must not fall victim to a false concept of objectivity but must take the
form of personal commitment to a faithful God.
This work addresses the issue of the time frame anticipated
by the Lukan Jesus for the fulfilment of the promises in Luke 22:29-30:
are the apostles to dine and rule in the church age, in the eschaton, or
in both eras? On the basis of verbal, grammatical, contextual, logical,
and other factors it is argued that, in spite of the orientation of much
recent scholarship, the eschaton, not earlier periods, is in view.
Further, neither the differences between Luke 22:29-30 and Matthew 19:28
nor the limited thematic likeness between Luke 22:29-30 and apostolic
activity in Acts count against this conclusion.
Ephesians 5:18 startlingly contrasts drunkenness with
fulness with the Spirit. Previous attempts to relate this contrast to
excessive behaviour within Christian gatherings have not convinced many.
Instead of suggesting alternative improprieties, the present study
expolores behavioural patterns followed at various Graeco-Roman convivial
gatherings. These patterns indicate that some people who regularly met for
special meals commonly chose abstention from drunkenness in favour of
stimulating, even religious, discussion. Accordingly, the present study
suggests that the statements of 5:18-20, and ultimately others made

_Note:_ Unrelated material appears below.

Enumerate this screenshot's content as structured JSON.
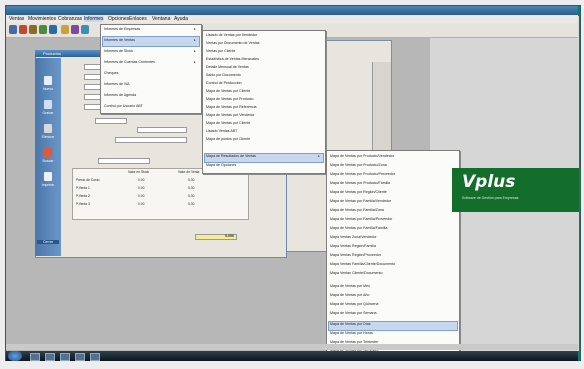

throughout the moral teaching in Ephesians, simply reflect the writer's
assumption that his readers regularly gathered in a mealtime context.